By Louis Kleynhans
Read Part 1 here
The expedition that we were on was called “a Photographer’s Pilgrimage” and the plan was to visit two of the holiest places in India and document the life of the Holy Men. We visited Varanasi and Amritsar.
Varanasi’s ancient flames
Varanasi is the holiest place in the Hindu religion. The numbers of people visiting are absolutely staggering and we really struggled to wrap our brains around it. One hundred and fifty thousand people arrive every sunset and sunrise for Arty (prayers) on the banks of Ganges River (Holy River). If you can imagine about double what we get at a rugby test – they manage that twice a day. The chaos in the street was a nightmare, we had to move our heavy photography equipment through the crowds. We eventually managed to get a boat that we could use on the River, making life a lot easier. It meant that our gear was protected and we could also be manoeuvred into spots where it was easy to shoot from.

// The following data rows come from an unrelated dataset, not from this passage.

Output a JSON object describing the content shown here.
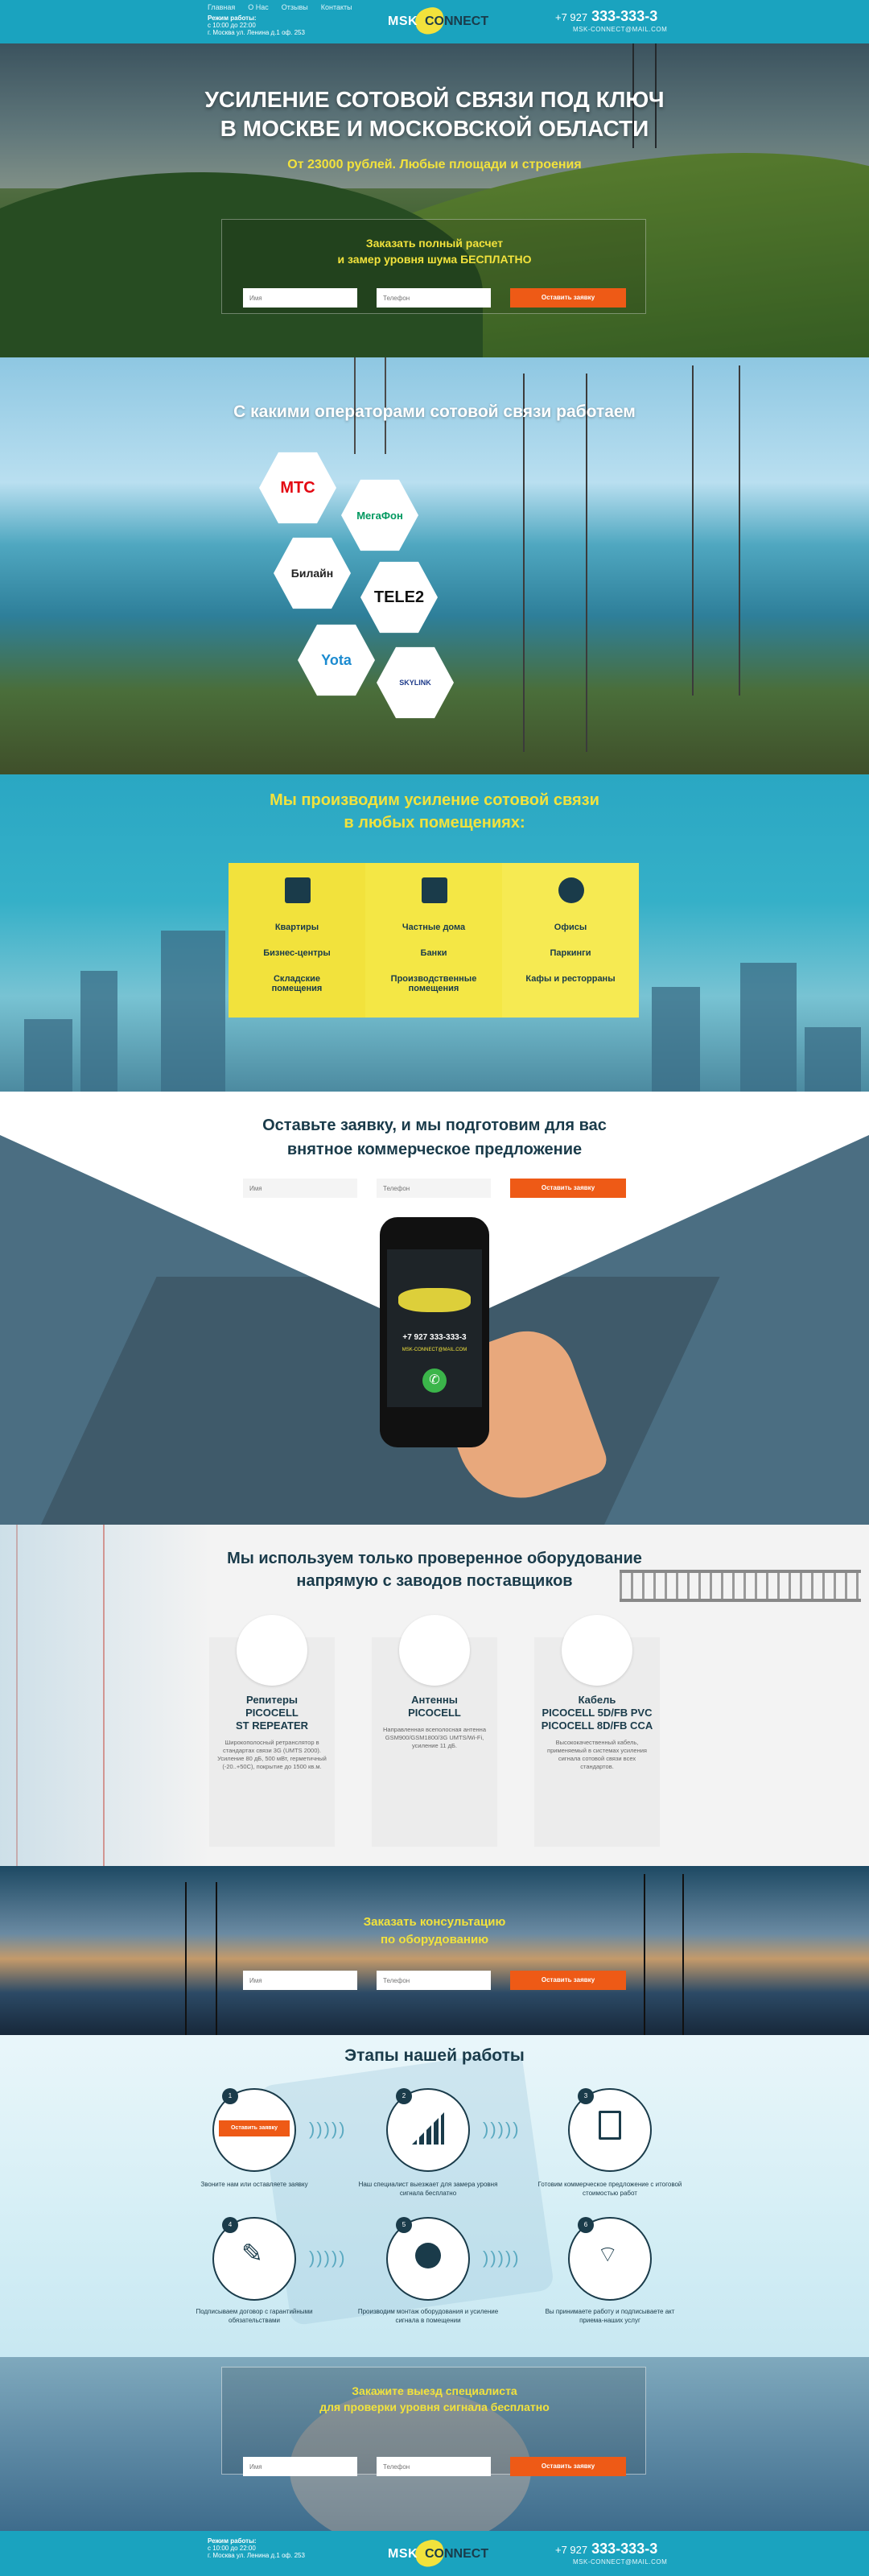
{
  "header": {
    "nav": [
      "Главная",
      "О Нас",
      "Отзывы",
      "Контакты"
    ],
    "hours_label": "Режим работы:",
    "hours": "с 10:00 до 22:00",
    "address": "г. Москва ул. Ленина д.1 оф. 253",
    "logo_a": "MSK",
    "logo_b": "CONNECT",
    "phone_prefix": "+7 927",
    "phone_main": "333-333-3",
    "email": "MSK-CONNECT@MAIL.COM"
  },
  "hero": {
    "title_line1": "УСИЛЕНИЕ СОТОВОЙ СВЯЗИ ПОД КЛЮЧ",
    "title_line2": "В МОСКВЕ И МОСКОВСКОЙ ОБЛАСТИ",
    "subtitle": "От 23000 рублей. Любые площади и строения",
    "form_line1": "Заказать полный расчет",
    "form_line2": "и замер уровня шума БЕСПЛАТНО",
    "name_placeholder": "Имя",
    "phone_placeholder": "Телефон",
    "button": "Оставить заявку"
  },
  "operators": {
    "title": "С какими операторами сотовой связи работаем",
    "items": [
      "МТС",
      "МегаФон",
      "Билайн",
      "TELE2",
      "Yota",
      "SKYLINK"
    ]
  },
  "premises": {
    "title_line1": "Мы производим усиление сотовой связи",
    "title_line2": "в любых помещениях:",
    "col1": [
      "Квартиры",
      "Бизнес-центры",
      "Складские помещения"
    ],
    "col2": [
      "Частные дома",
      "Банки",
      "Производственные помещения"
    ],
    "col3": [
      "Офисы",
      "Паркинги",
      "Кафы и ресторраны"
    ]
  },
  "offer": {
    "title_line1": "Оставьте заявку, и мы подготовим для вас",
    "title_line2": "внятное коммерческое предложение",
    "name_placeholder": "Имя",
    "phone_placeholder": "Телефон",
    "button": "Оставить заявку",
    "phone_screen_number": "+7 927 333-333-3",
    "phone_screen_email": "MSK-CONNECT@MAIL.COM"
  },
  "equipment": {
    "title_line1": "Мы используем только проверенное оборудование",
    "title_line2": "напрямую с заводов поставщиков",
    "items": [
      {
        "name1": "Репитеры",
        "name2": "PICOCELL",
        "name3": "ST REPEATER",
        "desc": "Широкополосный ретранслятор в стандартах связи 3G (UMTS 2000). Усиление 80 дБ, 500 мВт, герметичный (-20..+50С), покрытие до 1500 кв.м."
      },
      {
        "name1": "Антенны",
        "name2": "PICOCELL",
        "name3": "",
        "desc": "Направленная всеполосная антенна GSM900/GSM1800/3G UMTS/Wi-Fi, усиление 11 дБ."
      },
      {
        "name1": "Кабель",
        "name2": "PICOCELL 5D/FB PVC",
        "name3": "PICOCELL 8D/FB CCA",
        "desc": "Высококачественный кабель, применяемый в системах усиления сигнала сотовой связи всех стандартов."
      }
    ]
  },
  "consult": {
    "line1": "Заказать консультацию",
    "line2": "по оборудованию",
    "name_placeholder": "Имя",
    "phone_placeholder": "Телефон",
    "button": "Оставить заявку"
  },
  "stages": {
    "title": "Этапы нашей работы",
    "button": "Оставить заявку",
    "items": [
      {
        "n": "1",
        "text": "Звоните нам или оставляете заявку"
      },
      {
        "n": "2",
        "text": "Наш специалист выезжает для замера уровня сигнала бесплатно"
      },
      {
        "n": "3",
        "text": "Готовим коммерческое предложение с итоговой стоимостью работ"
      },
      {
        "n": "4",
        "text": "Подписываем договор с гарантийными обязательствами"
      },
      {
        "n": "5",
        "text": "Производим монтаж оборудования и усиление сигнала в помещении"
      },
      {
        "n": "6",
        "text": "Вы принимаете работу и подписываете акт приема-наших услуг"
      }
    ]
  },
  "bottom_form": {
    "line1": "Закажите выезд специалиста",
    "line2": "для проверки уровня сигнала бесплатно",
    "name_placeholder": "Имя",
    "phone_placeholder": "Телефон",
    "button": "Оставить заявку"
  },
  "colors": {
    "accent": "#1aa3bf",
    "yellow": "#f2e23c",
    "orange": "#ee5a16",
    "dark": "#1a3b4a"
  }
}
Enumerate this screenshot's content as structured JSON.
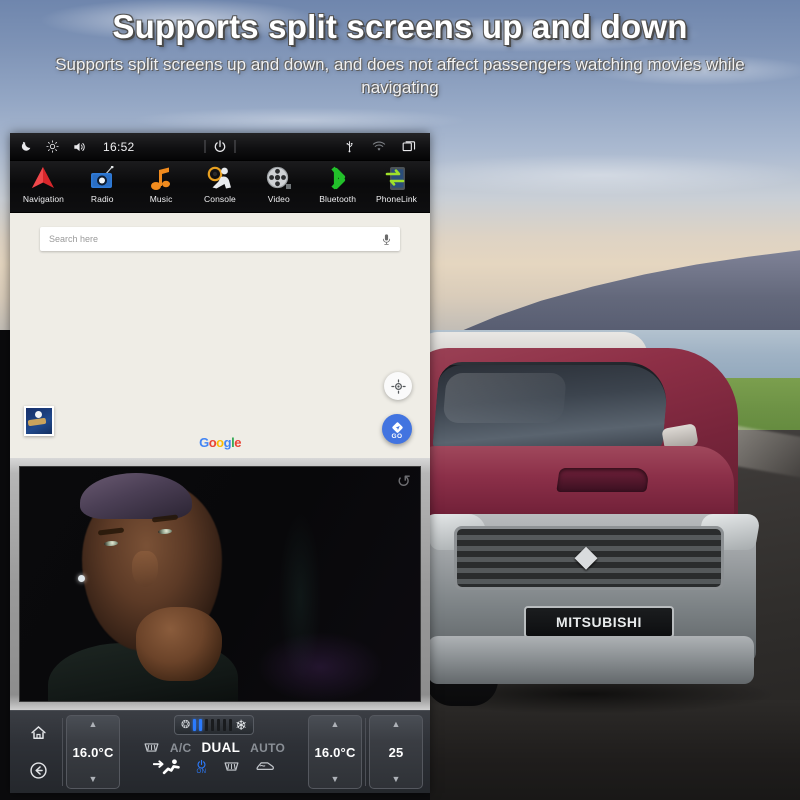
{
  "headline": {
    "title": "Supports split screens up and down",
    "subtitle": "Supports split screens up and down, and does not affect passengers watching movies while navigating"
  },
  "background": {
    "vehicle_plate": "MITSUBISHI",
    "scene": "pickup-truck-on-coastal-road"
  },
  "head_unit": {
    "status_bar": {
      "icons_left": [
        "night-mode-icon",
        "brightness-icon",
        "volume-icon"
      ],
      "time": "16:52",
      "power_icon": "power-icon",
      "icons_right": [
        "usb-icon",
        "wifi-icon",
        "recent-apps-icon"
      ]
    },
    "app_dock": [
      {
        "label": "Navigation",
        "icon": "navigation-arrow-icon"
      },
      {
        "label": "Radio",
        "icon": "radio-icon"
      },
      {
        "label": "Music",
        "icon": "music-note-icon"
      },
      {
        "label": "Console",
        "icon": "steering-wheel-driver-icon"
      },
      {
        "label": "Video",
        "icon": "film-reel-icon"
      },
      {
        "label": "Bluetooth",
        "icon": "bluetooth-icon"
      },
      {
        "label": "PhoneLink",
        "icon": "phone-link-icon"
      }
    ],
    "map": {
      "search_placeholder": "Search here",
      "mic_icon": "microphone-icon",
      "attribution": "Google",
      "attribution_letters": [
        "G",
        "o",
        "o",
        "g",
        "l",
        "e"
      ],
      "my_location_icon": "my-location-icon",
      "go_button_label": "GO",
      "layers_thumbnail": "satellite-layer-thumbnail",
      "accent_color": "#4274e0"
    },
    "video": {
      "back_icon": "back-arrow-icon",
      "content": "movie-playback"
    },
    "climate": {
      "home_icon": "home-icon",
      "back_icon": "back-circle-icon",
      "left_temp": "16.0°C",
      "right_temp": "16.0°C",
      "volume_value": "25",
      "fan": {
        "low_icon": "fan-small-icon",
        "high_icon": "fan-large-icon",
        "total_bars": 7,
        "active_bars": 2
      },
      "buttons_row1": [
        {
          "label": "",
          "icon": "rear-defrost-icon",
          "active": false
        },
        {
          "label": "A/C",
          "icon": "",
          "active": false
        },
        {
          "label": "DUAL",
          "icon": "",
          "active": true
        },
        {
          "label": "AUTO",
          "icon": "",
          "active": false
        }
      ],
      "buttons_row2": [
        {
          "label": "",
          "icon": "airflow-body-icon",
          "active": true
        },
        {
          "label": "ON",
          "icon": "power-icon",
          "active": true
        },
        {
          "label": "",
          "icon": "front-defrost-icon",
          "active": false
        },
        {
          "label": "",
          "icon": "windshield-defog-icon",
          "active": false
        }
      ],
      "on_color": "#2b7bff"
    }
  }
}
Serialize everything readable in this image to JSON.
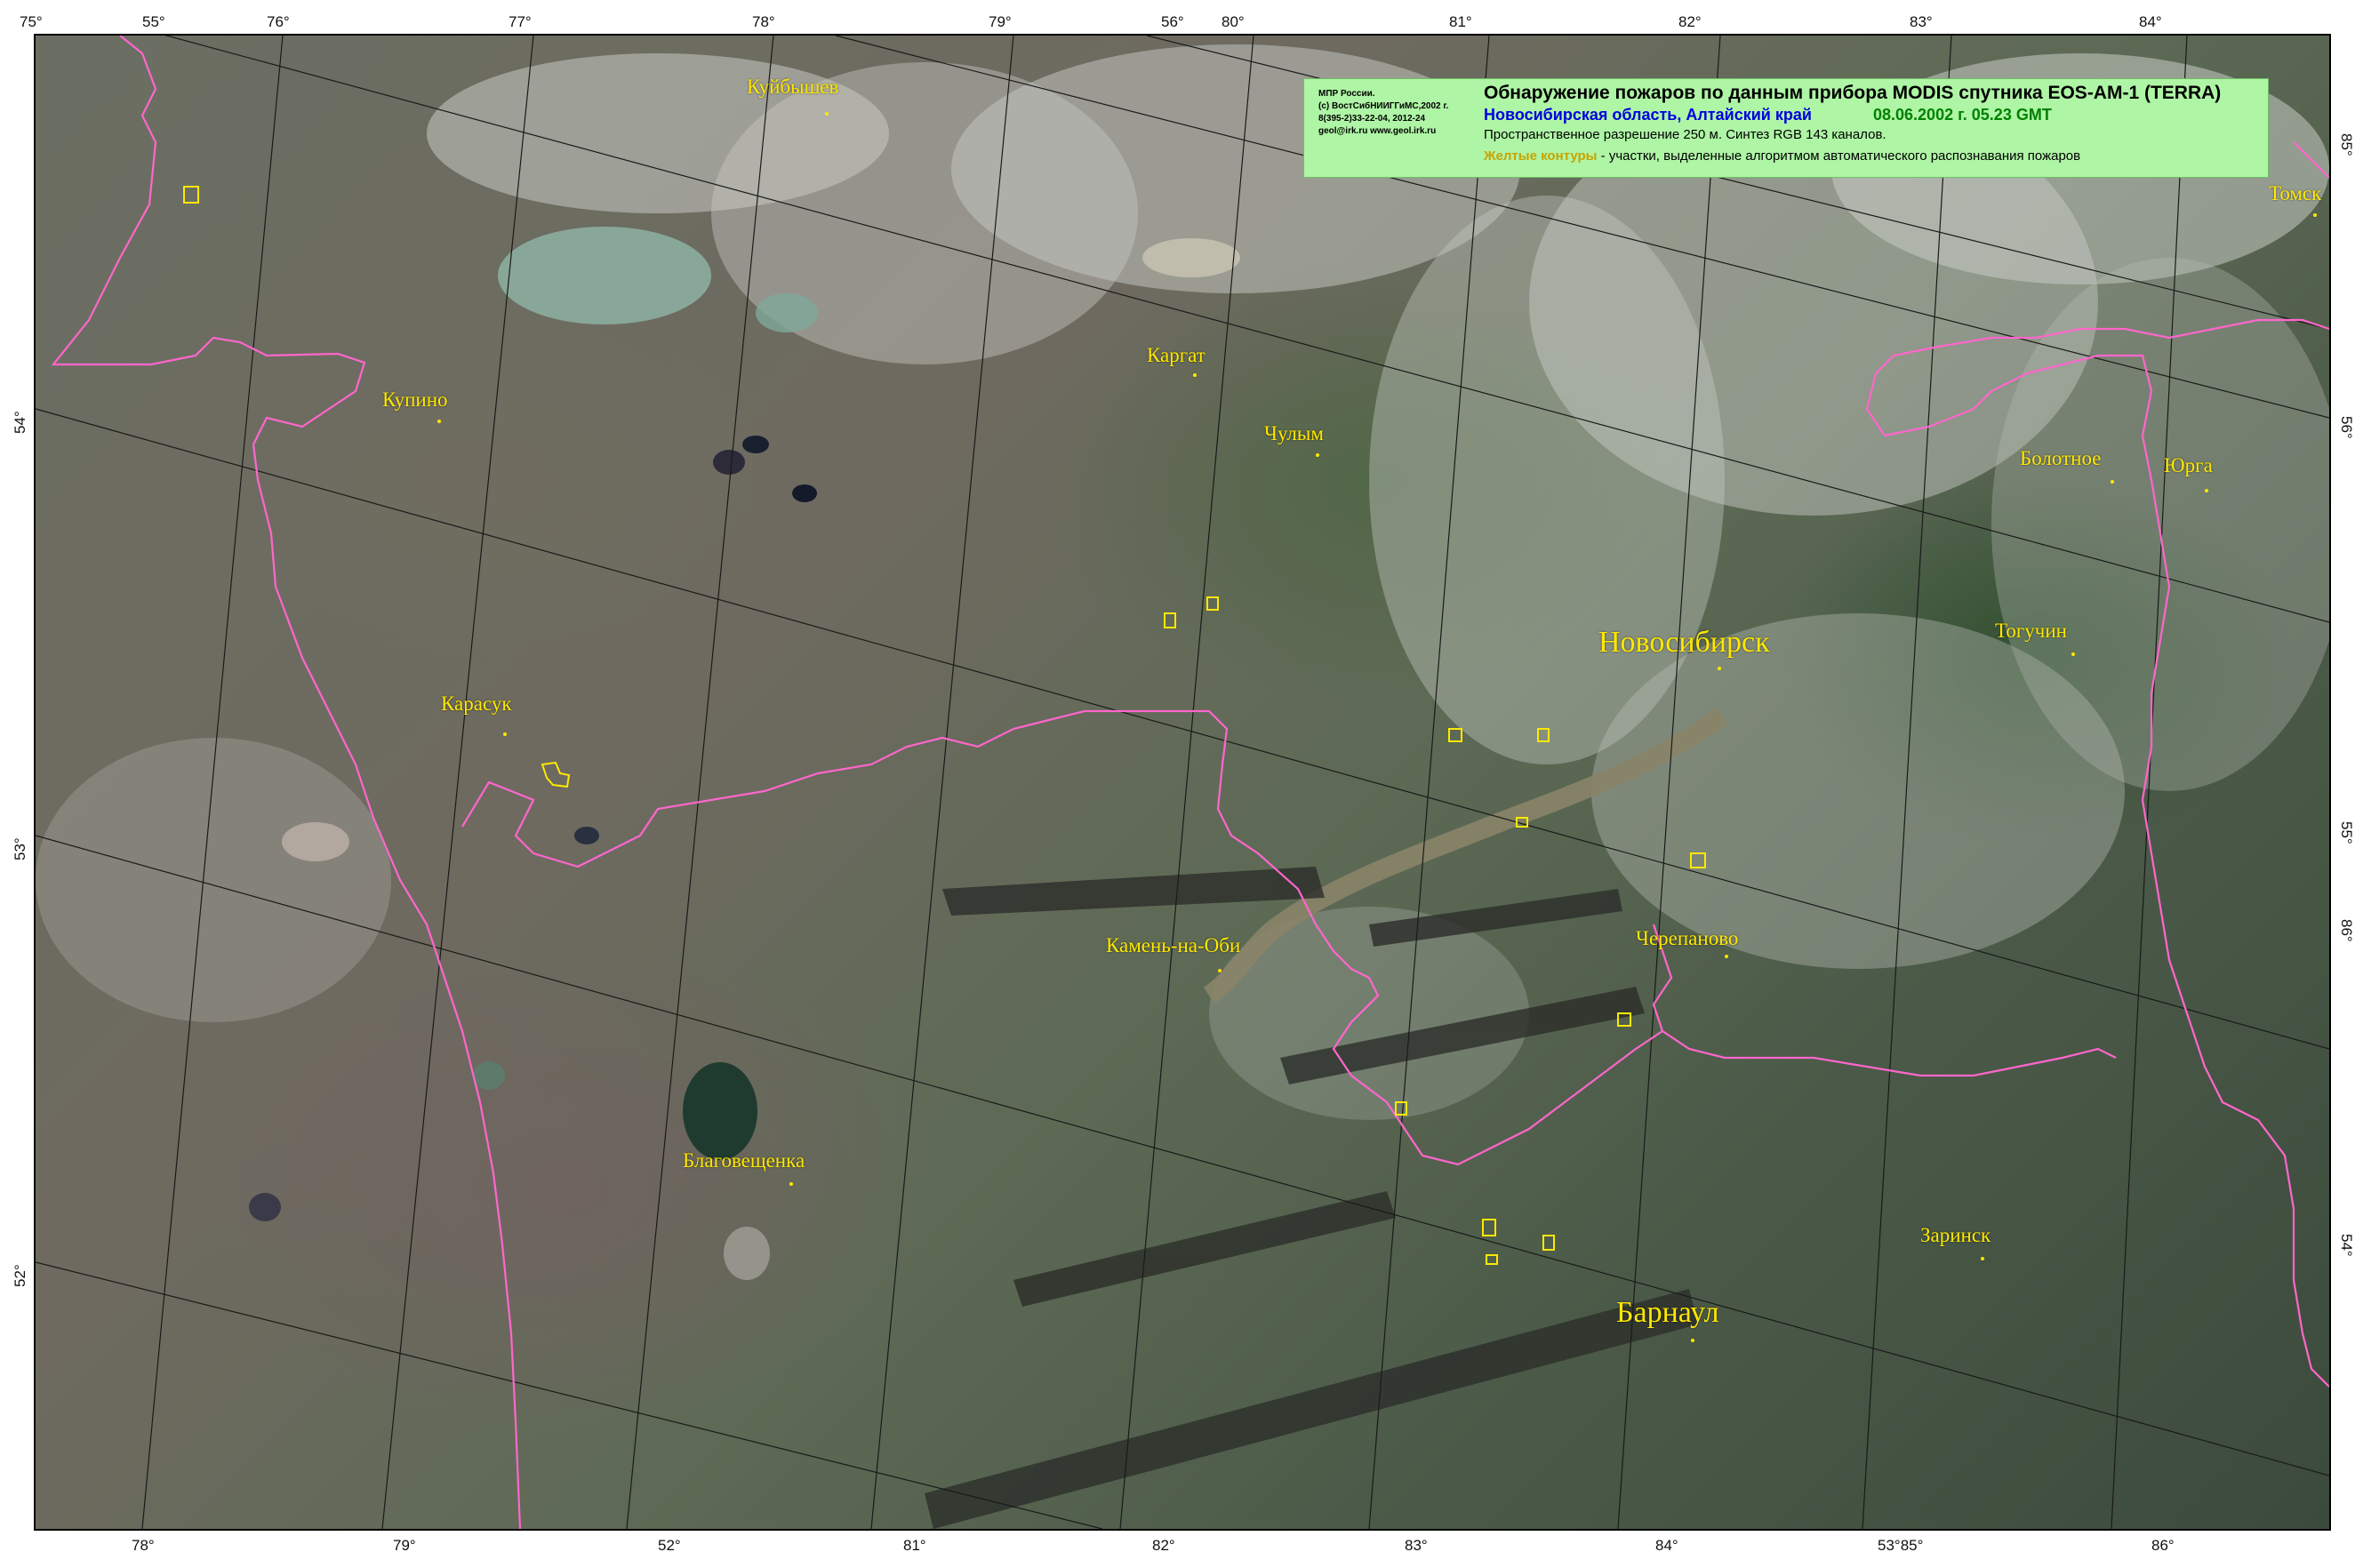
{
  "legend": {
    "org_line1": "МПР России.",
    "org_line2": "(с) ВостСибНИИГГиМС,2002 г.",
    "org_line3": "8(395-2)33-22-04, 2012-24",
    "org_line4": "geol@irk.ru  www.geol.irk.ru",
    "title": "Обнаружение пожаров по данным прибора MODIS спутника EOS-AM-1 (TERRA)",
    "region": "Новосибирская область, Алтайский край",
    "date": "08.06.2002 г. 05.23 GMT",
    "resolution": "Пространственное разрешение 250 м. Синтез RGB 143 каналов.",
    "note_colored": "Желтые контуры",
    "note_dash": " - ",
    "note_rest": "участки, выделенные алгоритмом автоматического распознавания пожаров"
  },
  "ticks_top": [
    "75°",
    "55°",
    "76°",
    "77°",
    "78°",
    "79°",
    "56°",
    "80°",
    "81°",
    "82°",
    "83°",
    "84°"
  ],
  "ticks_bottom": [
    "78°",
    "79°",
    "52°",
    "81°",
    "82°",
    "83°",
    "84°",
    "53°85°",
    "86°"
  ],
  "ticks_left": [
    "54°",
    "53°",
    "52°"
  ],
  "ticks_right": [
    "85°",
    "56°",
    "55°",
    "86°",
    "54°"
  ],
  "cities": {
    "kuybyshev": "Куйбышев",
    "kargat": "Каргат",
    "kupino": "Купино",
    "chulym": "Чулым",
    "tomsk": "Томск",
    "bolotnoe": "Болотное",
    "yurga": "Юрга",
    "novosibirsk": "Новосибирск",
    "toguchin": "Тогучин",
    "karasuk": "Карасук",
    "kamen": "Камень-на-Оби",
    "cherepanovo": "Черепаново",
    "blagoveshchenka": "Благовещенка",
    "zarinsk": "Заринск",
    "barnaul": "Барнаул"
  },
  "colors": {
    "border": "#ff66cc",
    "fire_contour": "#ffe800",
    "legend_bg": "#aef5a5"
  }
}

Varanasi is one of the oldest inhabited cities in the world. For the Hindus, this is the most sacred spot where they can pray and be cremated. It is believed that a believer will go straight to heaven if they get cremated in Varanasi, in the fire that is said to have been burning non-stop for over 2000 years. There are hotels where people are waiting to die, and while the trains from Varanasi are empty and easy to get a ticket for, the trains there are full of bodies on their way to cremation.
It was a real eye opener to see how they cremate people and throw the ashes in the river, right next to where other people are having their Holy bath. There are bodies and carcasses floating on the river, with huge crowds of people coming for prayers. I immediately realised that there was no way I would ever get used to this scene.
Amritsar’s temple of gold
Amritsar was on the other extreme of the spectrum. This is the Sikh’s holiest place, and the home of a Temple made of gold. The Golden temple is the largest structure in the world made out of gold. Where Varanasi was characterised by a sense of chaos, the Golden Temple was well organized and super-efficient. We got an exclusive tour from the director of the Golden Temple. Again, we couldn’t wrap our heads around the stats. Two hundred and fifty thousand people pray at the temple every day. They have free accommodation for a hundred thousand people, they serve a hundred thousand free meals a day. Everything is donated and the volunteers on pilgrimage help to prepare the food, serve it and then wash the dishes.
A prayer made at the Golden Temple counts double what a prayer made anywhere else does. This make this a very popular pilgrimage. The temple is surrounded by water, and it’s very important to pray in the water. They have a lot of guards that patrol the edge of the baths to make sure nobody drowns.
This was a very moving trip for me, you can’t help but be moved by so many people praying and worshiping their God. Most importantly, it reminded me that all religions are different. It’s not for us to judge.